Oral healthcare system can help reduce barriers to accessing oral healthcare. For example, government programs like Medicaid can improve access to oral healthcare for low-income adults by offering coverage and facilitating referrals to dental providers. State and community-based initiatives can also support health service professionals, such as dentists, nurses, hygienists, physicians and community health workers, in providing oral healthcare to vulnerable populations.
Education can be an important component of a person's wellness plan and should be delivered to all audiences, including children and families. For instance, Head Start programs can incorporate oral health literacy into the curriculum to ensure that young children receive appropriate health information and can take positive steps toward good oral health habits as they grow.
Dental care is also critical to the overall health and wellness of older adults. When chronic illness or advanced age causes xerostomia, serious oral infections, or ill-fitting dentures, it can impair nutrition, quality of life, and mobility. Care coordination by nurses, physicians, and palliative care teams with oral health hygienists can facilitate timely referrals for needed dental services.
The capacity to prevent oral health problems exists, but it must be brought to scale.

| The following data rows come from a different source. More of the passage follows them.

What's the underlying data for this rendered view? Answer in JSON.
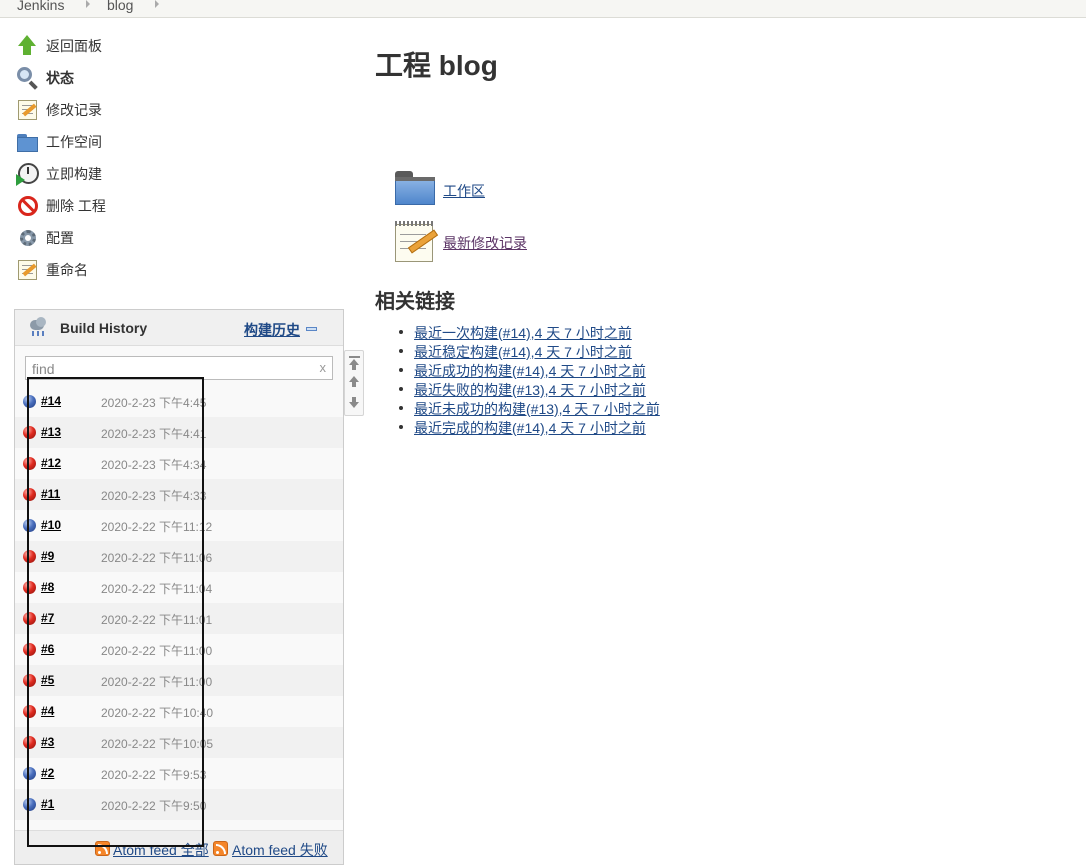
{
  "breadcrumb": [
    "Jenkins",
    "blog"
  ],
  "sidebar": {
    "tasks": [
      {
        "label": "返回面板",
        "icon": "up-arrow-icon",
        "bold": false
      },
      {
        "label": "状态",
        "icon": "magnifier-icon",
        "bold": true
      },
      {
        "label": "修改记录",
        "icon": "notepad-icon",
        "bold": false
      },
      {
        "label": "工作空间",
        "icon": "folder-icon",
        "bold": false
      },
      {
        "label": "立即构建",
        "icon": "clock-icon",
        "bold": false
      },
      {
        "label": "删除 工程",
        "icon": "no-entry-icon",
        "bold": false
      },
      {
        "label": "配置",
        "icon": "gear-icon",
        "bold": false
      },
      {
        "label": "重命名",
        "icon": "notepad-icon",
        "bold": false
      }
    ]
  },
  "build_history": {
    "title": "Build History",
    "trend_label": "构建历史",
    "find_placeholder": "find",
    "clear_label": "x",
    "builds": [
      {
        "number": "#14",
        "time": "2020-2-23 下午4:45",
        "status": "blue"
      },
      {
        "number": "#13",
        "time": "2020-2-23 下午4:41",
        "status": "red"
      },
      {
        "number": "#12",
        "time": "2020-2-23 下午4:34",
        "status": "red"
      },
      {
        "number": "#11",
        "time": "2020-2-23 下午4:33",
        "status": "red"
      },
      {
        "number": "#10",
        "time": "2020-2-22 下午11:12",
        "status": "blue"
      },
      {
        "number": "#9",
        "time": "2020-2-22 下午11:06",
        "status": "red"
      },
      {
        "number": "#8",
        "time": "2020-2-22 下午11:04",
        "status": "red"
      },
      {
        "number": "#7",
        "time": "2020-2-22 下午11:01",
        "status": "red"
      },
      {
        "number": "#6",
        "time": "2020-2-22 下午11:00",
        "status": "red"
      },
      {
        "number": "#5",
        "time": "2020-2-22 下午11:00",
        "status": "red"
      },
      {
        "number": "#4",
        "time": "2020-2-22 下午10:40",
        "status": "red"
      },
      {
        "number": "#3",
        "time": "2020-2-22 下午10:05",
        "status": "red"
      },
      {
        "number": "#2",
        "time": "2020-2-22 下午9:53",
        "status": "blue"
      },
      {
        "number": "#1",
        "time": "2020-2-22 下午9:50",
        "status": "blue"
      }
    ],
    "feed_all": "Atom feed 全部",
    "feed_failures": "Atom feed 失败"
  },
  "main": {
    "title": "工程 blog",
    "workspace_link": "工作区",
    "changes_link": "最新修改记录",
    "related_title": "相关链接",
    "related_links": [
      "最近一次构建(#14),4 天 7 小时之前",
      "最近稳定构建(#14),4 天 7 小时之前",
      "最近成功的构建(#14),4 天 7 小时之前",
      "最近失败的构建(#13),4 天 7 小时之前",
      "最近未成功的构建(#13),4 天 7 小时之前",
      "最近完成的构建(#14),4 天 7 小时之前"
    ]
  },
  "colors": {
    "link": "#204a87",
    "visited_link": "#5c3566",
    "success_ball": "#4a6fbe",
    "failure_ball": "#e02b20",
    "rss": "#f5862a"
  }
}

This means changing the way oral health is prioritized in health systems and communities, increasing funding for public health and dental care programs, leveraging existing laws and policies to increase access, and using research and effective communication to ensure that people have the knowledge and tools to get the preventive dental care they need.
A transformed oral health care system that revolves around prevention can significantly improve the quality of life for people and societies. It is essential that all communities make it a priority to meet Healthy People objectives related to oral health. However, while a transformation to prevention is necessary, a capacity for "rescue operations" must be maintained in the foreseeable future and be included in comprehensive dental care. Health services and policy research can identify innovative models of care and ways to strengthen them, such as introducing dental benefits into public health insurance programs, developing new dental partnerships, and improving access to oral care in private practices.